When workers of the carriage and wagon department of the Lancashire and Yorkshire Railway Company formed a football club in Newton Heath in 1878 little could they know they were in fact the founder fathers of what was to become the most famous and richest club in the world. They called their team Newton Heath LYR and played on an unenclosed area of wasteland in North Road. Clad in yellow and green halves, the corporate colours of their employer, they were known as the ‘The Railwaymen’. There’s a mention of ‘Newtonians’ in the Manchester Guardian in 1882 and ‘The Heathens in 1887 before ‘The Heathians’ became an established nickname.
The yellow and green halves interestingly reappeared briefly in the 1990s amongst United’s plethora of away kits. Early matches were played against other departments of the LYR or other railway company teams. The club was elected into League Division One for the 1892/93 season and this feat coincided with a name change to plain Newton Heath.
A move to another home venue was made for the 1893/94 season to Bank Street, Clayton. With attendances often very poor and the club languishing in the Second Division Newton Heath found themselves on the very edge of bankruptcy during the 1901/02 season. John Davies, a local wealthy brewer, took control and this new benefactor provided money for the club to buy suitable players.
There was an immediate and dramatic change in the club’s fortunes under his chairmanship, together with a new image. Neighbouring Ardwick had changed their name to Manchester City and Davies argued that Newton Heath, too, should give the impression of a big-city club. After the names Manchester Central and Manchester Celtic were rejected the title Manchester United was formally adopted in April 1902. Not only the name changed, but so did the colours. White shirts with black shorts were tried briefly, followed by red shirts. There was quite a long period of all white with a large red V. Soon the famous red shirts re-entered Manchester United’s folklore, inspiring the nickname the ‘Reds’, which would eventually become ‘The Red Devils’. Legend has it that the French press were so impressed by all-red Salford Rugby Club’s performance on tour in France in 1934 they branded them ‘Les Diables Rouges’, only to be adopted by the United faithful by the 1950’s.

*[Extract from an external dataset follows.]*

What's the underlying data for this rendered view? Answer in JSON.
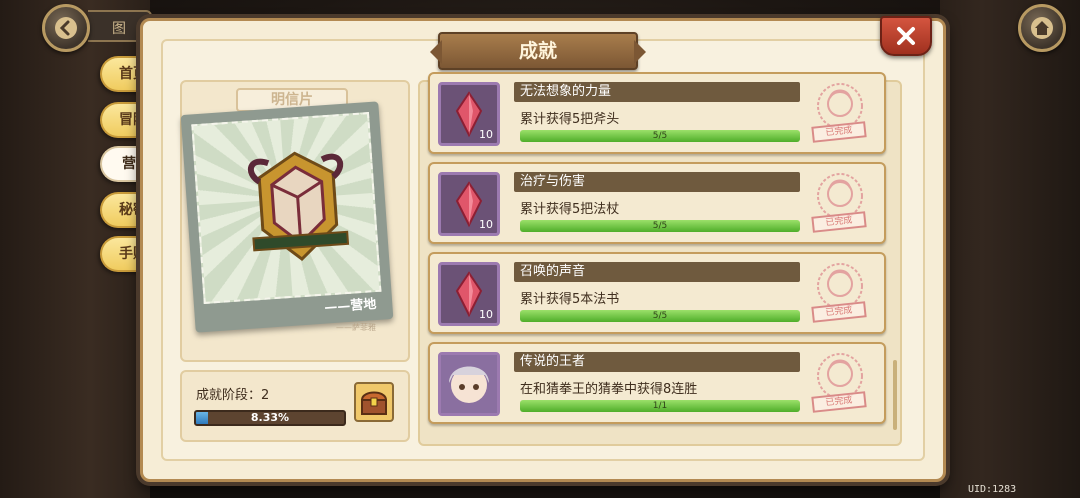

The words Old Trafford came to the Manchester United scene for the first time amid the 1909/10 season. Chairman John Davies bought the premises for £60,000, and the club moved lock, stock and barrel from their old home of Bank Street. United’s first match at Old Trafford was on 19 February 1910. Its future and the club’s looked bleak after the ground was destroyed by bombs during the Second World War. However, the ground was rebuilt and so was the team by their new manager Matt Busby. He gave debuts to cool and confident young stars, provoking the illustrious nickname ‘Busby Babes’. In the mid 1950’s the average age of Busby’s team was just 22. In 1958 Manchester United were bereft of the majority of their young stars in the Munich air crash.
Red shirts with white shorts have remained the club’s colours since the early part of the Twentieth century, and in the main they have been allied with black socks – the tricolour effect of red, white and black being distinctively that of Manchester United. The early white shirts with a red V worn in the 1909 Cup Final were decorated with the red rose of Lancashire. But for much of their history the full coat of arms of the city of Manchester adorned the shirts for special occasions. The bendlets (diagonal stripes) in the shield are from the arms of the family of Grelley, feudal lords of Manchester. The ship in the chief alludes to the Ship Canal. Although the canal was not opened until 1894 it was projected much earlier, and designs for it were prepared in 1840, two years before these arms were granted. The supporting lion is a royal icon and the antelope, a Beaufort emblem, represents the Duchy of Lancaster, to which the roses on the supporters likewise allude. The crest, a representation of a globe with busy bees signifies worldwide industry.
The motto Concilio et Labore means ‘By counsel and by labour’. A stylised version of the city’s shield developed in the Sixties, a squared-off shield of red with three gold bends (diagonal stripes) with a white chief with a sailing ship for the Canal. Around the badge were two red scrolls inscribed with the club name. As corporate concerns took hold the club adapted the badge to maintain the shape and scrolls of the old badge, but replaced the bends with the club logo, a red devil on a gold background. A fiercely copyrighted image! Now if we were to write a book about the history of away strips!